In the first of our Q&A posts we introduce you to Dr Dee Ninis, our resident earthquake geologist. Dee is also new to Twitter, so welcome her @DeeNinis

Q: When did you start working for the Seismology Research Centre?
A: I originally started with the SRC in 2004, and was with them for about 4 years before I left for New Zealand to undertake a PhD in earthquake geology. I returned to working for the SRC in 2017.
Q: What was your first role at SRC, what do you do now, and how has it changed over time?
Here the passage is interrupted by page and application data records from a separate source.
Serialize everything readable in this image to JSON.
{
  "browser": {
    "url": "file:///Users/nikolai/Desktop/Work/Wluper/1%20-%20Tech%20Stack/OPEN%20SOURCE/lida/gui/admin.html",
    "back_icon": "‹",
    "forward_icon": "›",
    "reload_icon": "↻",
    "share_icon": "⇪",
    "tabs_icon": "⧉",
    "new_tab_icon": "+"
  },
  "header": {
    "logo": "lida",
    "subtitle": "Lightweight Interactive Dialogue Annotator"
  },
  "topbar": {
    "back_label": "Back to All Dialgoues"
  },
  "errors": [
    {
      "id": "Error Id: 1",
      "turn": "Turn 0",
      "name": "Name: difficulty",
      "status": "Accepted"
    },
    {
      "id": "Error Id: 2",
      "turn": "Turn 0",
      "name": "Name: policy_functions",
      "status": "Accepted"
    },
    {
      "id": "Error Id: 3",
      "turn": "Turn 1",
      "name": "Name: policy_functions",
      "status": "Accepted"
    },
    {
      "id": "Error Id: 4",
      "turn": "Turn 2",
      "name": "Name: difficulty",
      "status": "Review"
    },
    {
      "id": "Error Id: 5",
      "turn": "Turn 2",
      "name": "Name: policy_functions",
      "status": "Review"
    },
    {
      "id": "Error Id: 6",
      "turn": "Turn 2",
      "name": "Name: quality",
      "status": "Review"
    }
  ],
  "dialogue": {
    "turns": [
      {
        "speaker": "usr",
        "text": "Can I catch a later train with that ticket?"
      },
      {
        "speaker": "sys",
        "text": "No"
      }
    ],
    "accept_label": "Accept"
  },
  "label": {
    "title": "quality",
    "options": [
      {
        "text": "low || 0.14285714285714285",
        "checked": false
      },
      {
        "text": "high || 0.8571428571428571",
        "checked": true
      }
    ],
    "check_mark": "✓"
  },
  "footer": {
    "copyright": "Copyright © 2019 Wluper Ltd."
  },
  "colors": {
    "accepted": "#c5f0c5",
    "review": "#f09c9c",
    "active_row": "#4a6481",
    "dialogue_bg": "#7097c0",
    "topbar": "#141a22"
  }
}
A: My first role with the SRC was as an Earthquake Hazard Analyst. I still work in earthquake hazard, but I now focus on fault-related hazard using the knowledge I picked up during my time in New Zealand.
Q: How did you become interested in seismology?
A: I felt my first earthquake when I was about 6 years old and it really captured my imagination – I was hooked! I studied geology at university, mainly for the few earthquake related classes in 3rd year – it was worth it. After working for the Dept. of Minerals and Petroleum for five years after finishing university, and almost giving up on finding employment in earthquake science, I landed a job with the SRC. I was on cloud nine for days afterwards – I literally smiled so much that my cheeks hurt!
Q: What do you like most about your job?
A: While earthquakes can no doubt be devastating, as an earthquake scientist I find them fascinating. The fact that the ground-rupturing earthquakes can permanently deform the landscape in a matter of seconds to minutes, with no warning, is awe-inspiring. 
Q: What do you find most challenging?
A: As an earthquake geologist in Australia, I’d say the most challenging thing is lack of data relating to paleoearthquakes. Such data is needed in order to extend what we understand of Australian tectonics beyond what we see in recorded seismicity, which only goes back about 80 years. There is a general perception that “we don’t get earthquakes in Australia” but this is not the case – Australia experiences an earthquake of magnitude 6 or greater about every 6 years. We’ve so far been lucky that such an earthquake hasn’t occurred beneath one of our major cities. A better understanding of past earthquake activity can help us to prepare for future events.
Q: Do you have a vision or goal that you’d like to achieve in your career?
A:  I’d like to think that earthquake science is finally gaining momentum in Australia. I hope I can contribute to this movement, and to what we understand of Australian seismicity – there is a lot that we don’t know!
Q: If you had to work in another field, what would you want to do?
A: I’ve always wanted to work in earthquake science, so this is a tough question to answer! If I had to choose another option, probably astronomy.
Q: What has been your most memorable career moment?
A: After years of reading manuscripts written by earthquake geologists, it was a huge thrill to have the opportunity to work with some of them. I’d also have to mention experiencing the M7.8 Kaikoura earthquake in Nov 2016 while living in Wellington, NZ. There are a number of earthquake scientists who are yet to feel an earthquake!
Q: What advice would you give to a student who wants a job like yours?
A: Unlike when I was going through university, Australia has more options now for those wanting to study earthquakes. Get in touch with people doing what you’d like to do – make yourself known. 

Dr Dee Ninis looking at uplifted marine platforms along the Southern Hikurangi Margin near Wellington NZ as part of her PhD research.